3. Top 25 medicines by dispensed prescriptions (US). IMS Health website.
. Updated March 22, 2013. Accessed May 15, 2015.

4. Hydrocodone (trade names: Vicodin, Lortab, Lorcet-HD, Hycodan, Vicoprofen). Drug Enforcement Administration, Office of Diversion Control website. Updated October 2014.

5. Lipman AG. Analgesic drugs for neuropathic and sympathetically maintained pain. Clin Geriatr Med. 1996;12(3):501-515.

6. Cavalieri TA. Management of pain in older adults. J Am Osteopath Assoc. 2005;105(3 Suppl 1):S12-S17.

7. Bush DM. The CBHSQ report: emergency department visits for adverse reactions involving the pain medication tramadol. Published May 14, 2015. Accessed May 17, 2015.

8. Ramsay RE, Rowan AJ, Pryor FM. Special considerations in treating the elderly patient with epilepsy. Neurology. 2004;62(5 Suppl 2):S24-S29.

9. Baxter K. Stockley's Drug Interactions [online]. Medicines Complete website.
. London: Pharmaceutical Press. Accessed May 19, 2015.

10. Mackay FJ, Dunn NR, Mann RD. Antidepressants and the serotonin syndrome in general practice. Br J Gen Pract. 1999;49(448):871-874.

11. Igbal MM, Basil MJ, Kaplan J, Iqbal MT. Overview of serotonin syndrome. Ann Clin Psychiatry. 2012;24(4):310-318.

12. Bourne C, Gouraud A, Daveluy A, et al. Tramadol and hypoglycaemia: comparison with other step 2 analgesic drugs. Br J Clin Pharmacol. 2013;75(4):1063-1067.

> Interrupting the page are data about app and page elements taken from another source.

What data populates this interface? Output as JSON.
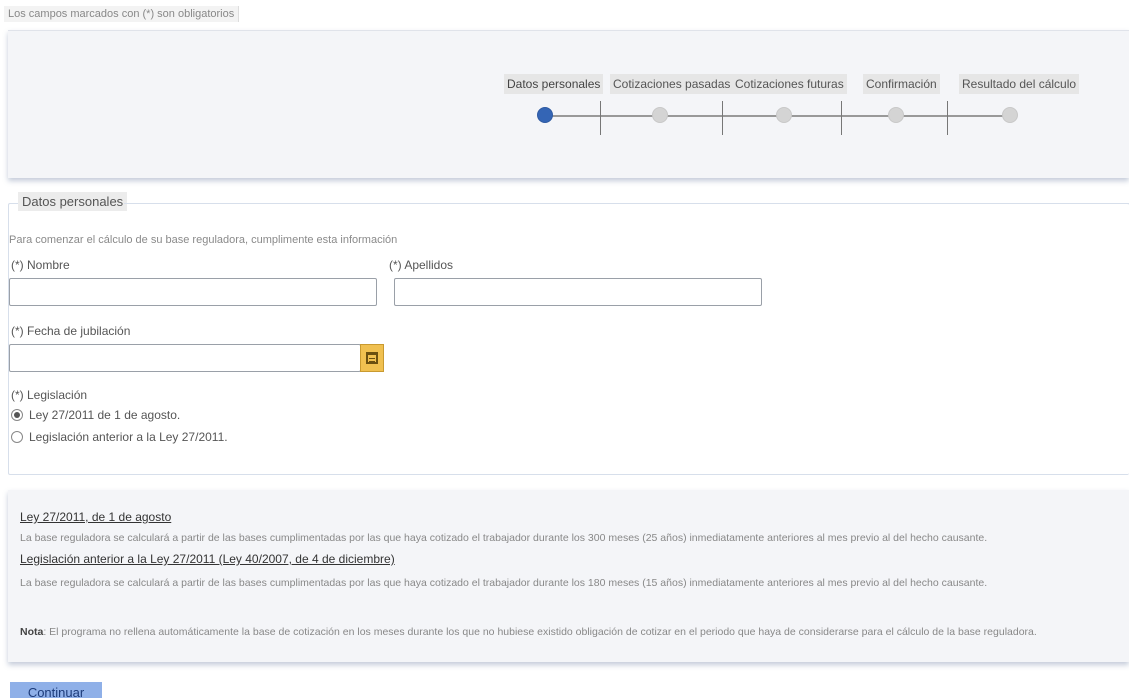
{
  "notice": "Los campos marcados con (*) son obligatorios",
  "steps": [
    {
      "label": "Datos personales",
      "active": true
    },
    {
      "label": "Cotizaciones pasadas",
      "active": false
    },
    {
      "label": "Cotizaciones futuras",
      "active": false
    },
    {
      "label": "Confirmación",
      "active": false
    },
    {
      "label": "Resultado del cálculo",
      "active": false
    }
  ],
  "form": {
    "legend": "Datos personales",
    "intro": "Para comenzar el cálculo de su base reguladora, cumplimente esta información",
    "nombre_label": "(*) Nombre",
    "nombre_value": "",
    "apellidos_label": "(*) Apellidos",
    "apellidos_value": "",
    "fecha_label": "(*) Fecha de jubilación",
    "fecha_value": "",
    "legislacion_label": "(*) Legislación",
    "options": [
      {
        "label": "Ley 27/2011 de 1 de agosto.",
        "checked": true
      },
      {
        "label": "Legislación anterior a la Ley 27/2011.",
        "checked": false
      }
    ]
  },
  "info": {
    "link1": "Ley 27/2011, de 1 de agosto",
    "text1": "La base reguladora se calculará a partir de las bases cumplimentadas por las que haya cotizado el trabajador durante los 300 meses (25 años) inmediatamente anteriores al mes previo al del hecho causante.",
    "link2": "Legislación anterior a la Ley 27/2011 (Ley 40/2007, de 4 de diciembre)",
    "text2": "La base reguladora se calculará a partir de las bases cumplimentadas por las que haya cotizado el trabajador durante los 180 meses (15 años) inmediatamente anteriores al mes previo al del hecho causante.",
    "note_label": "Nota",
    "note_text": ": El programa no rellena automáticamente la base de cotización en los meses durante los que no hubiese existido obligación de cotizar en el periodo que haya de considerarse para el cálculo de la base reguladora."
  },
  "continue_label": "Continuar",
  "colors": {
    "active_step": "#3465b5",
    "button": "#8fb0e8",
    "calendar_button": "#f0c050"
  },
  "icons": [
    "calendar-icon"
  ]
}
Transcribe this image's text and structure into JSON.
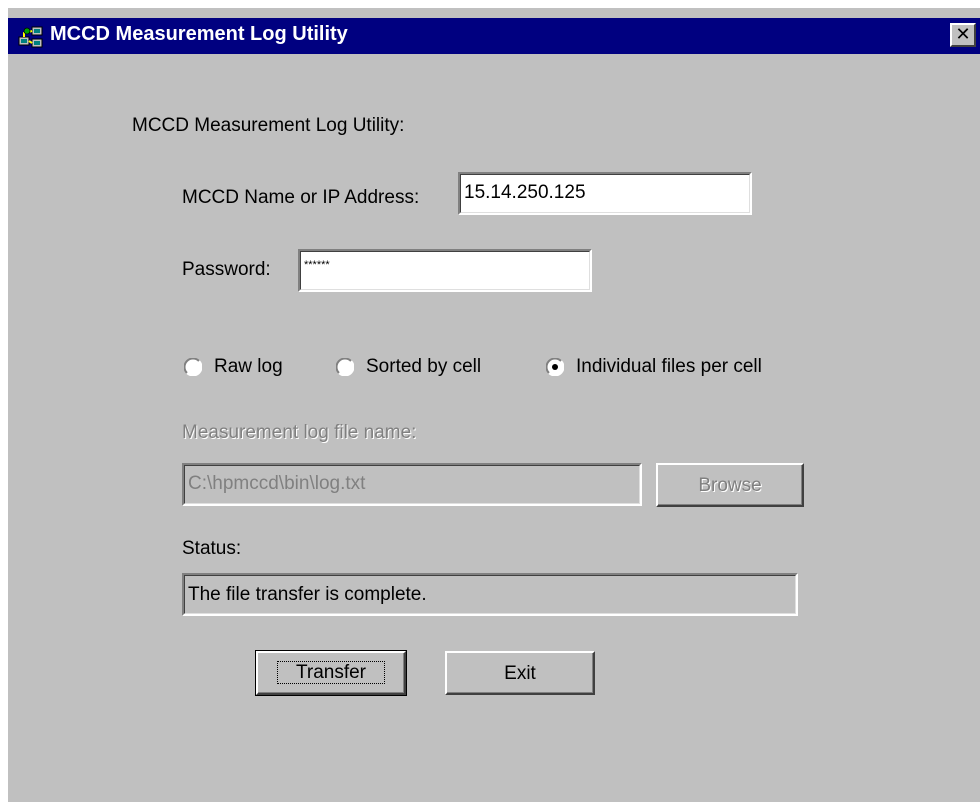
{
  "window": {
    "title": "MCCD Measurement Log Utility",
    "close_glyph": "✕"
  },
  "form": {
    "heading": "MCCD Measurement Log Utility:",
    "host_label": "MCCD Name or IP Address:",
    "host_value": "15.14.250.125",
    "password_label": "Password:",
    "password_value": "******"
  },
  "log_mode": {
    "options": [
      {
        "label": "Raw log",
        "selected": false
      },
      {
        "label": "Sorted by cell",
        "selected": false
      },
      {
        "label": "Individual files per cell",
        "selected": true
      }
    ]
  },
  "file": {
    "label": "Measurement log file name:",
    "path": "C:\\hpmccd\\bin\\log.txt",
    "browse_label": "Browse",
    "enabled": false
  },
  "status": {
    "label": "Status:",
    "text": "The file transfer is complete."
  },
  "actions": {
    "transfer_label": "Transfer",
    "exit_label": "Exit"
  },
  "colors": {
    "title_bar": "#000080",
    "dialog_face": "#c0c0c0",
    "disabled_text": "#808080"
  },
  "icons": {
    "app": "network-computers-icon",
    "close": "close-icon"
  }
}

13. Fournier JP, Azoulay L, Yin H, Montastruc JL, Suissa S. Tramadol use and the risk of hospitalization for hypoglycemia in patients with noncancer pain. JAMA Intern Med. 2015;175(2):186-193.